Develop an Implementation Plan
With the infrastructure in place for the proposed change initiative, it is important to develop an organization-wide implementation plan that specifies goals and objectives for enhancing integrated care. This plan will specify the types of procedures and services to be implemented and will serve as the working document that informs change team activities. Initially, the plan should focus on short-term, achievable, and measurable goals and objectives that are critical to establishing a foundation for a more sustainable model of integrated care. The plan should outline what is to be accomplished, by whom, by when, and how. Without the benefit of a structured implementation plan, efforts to integrate behavioral health services will lack needed direction, and again, are likely to lose focus and momentum. Implementation plans should be revised often as specific goals/objectives are met to establish new goals and to adjust in response to barriers faced and lessons learned.
Implement Ongoing Quality Improvement Process
The change team should monitor the implementation plan closely to ensure that integration efforts are proceeding as planned. A popular mechanism or framework for this is the Plan Do Study Act (PDSA) cycle (Shewhart, 1939). The Plan step involves identifying a goal or purpose, defining success metrics, and putting the plan into action. The Do step involves implementing the components of the plan. The Study step involves the monitoring of outcomes for signs of progress and success, or problems and areas for improvement. The Act step integrates the learning generated throughout the process, which can then be used to adjust the goal, change methods for achieving the goal, or reformulate altogether. These steps are repeated as part of a continuous cycle of quality improvement
The ATTC Network has developed practical applications for facilitating integration, and the following are two widely disseminated resources:
1. The ATTC Technology Transfer Model is a multi-tiered change process used for successful implementation of evidence-based practices that assists stakeholders in determining how to best utilize limited resources to increase the use of evidence-based practices (EBPs; ATTC Network, 2011); and
2. The Change Book is a landmark technology transfer tool designed to assist both practitioners and organizations to improve prevention and treatment outcomes across systems (ATTC Network, 2010) by offering principles, steps, strategies and activities for implementing change initiatives at the organizational level.

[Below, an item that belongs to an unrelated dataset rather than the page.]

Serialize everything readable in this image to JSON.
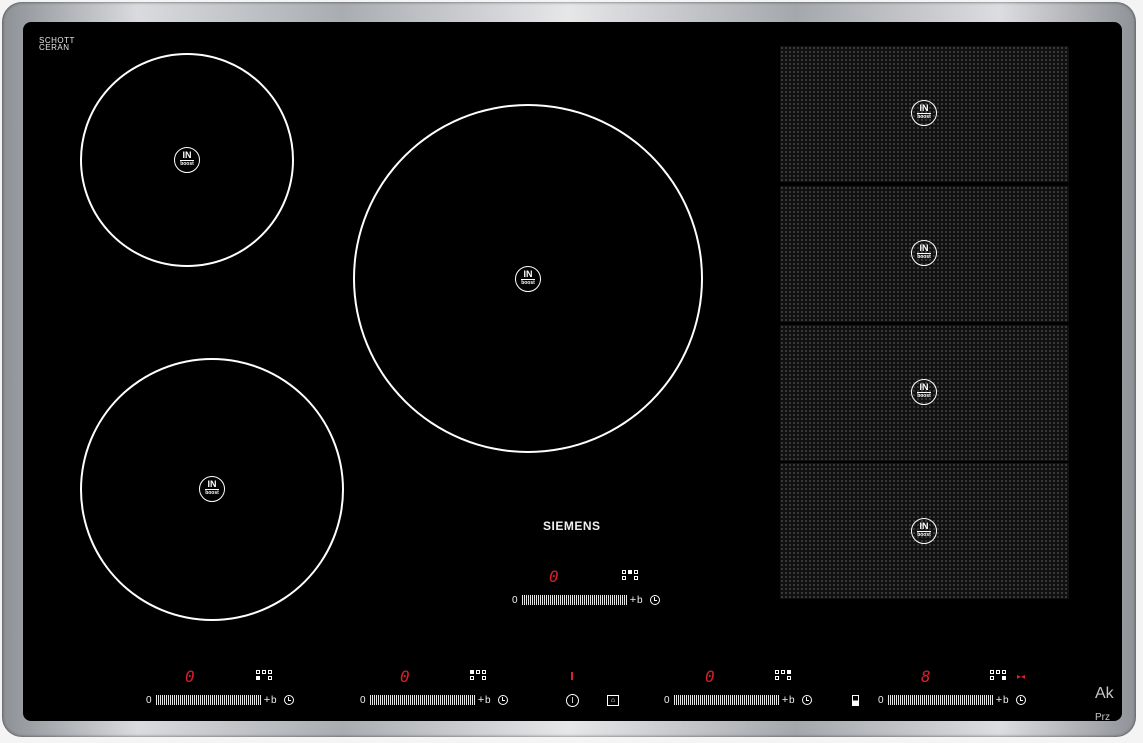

Excerpted from the ATTC Network White Paper, Building Capacity for Behavioral Health Services Within Primary Care and Medical Settings. This white paper was produced as part of the Addiction Technology Transfer Center Network's initiaitve, "Advancing the Integration of Substance Use Disorder Services and Health Care."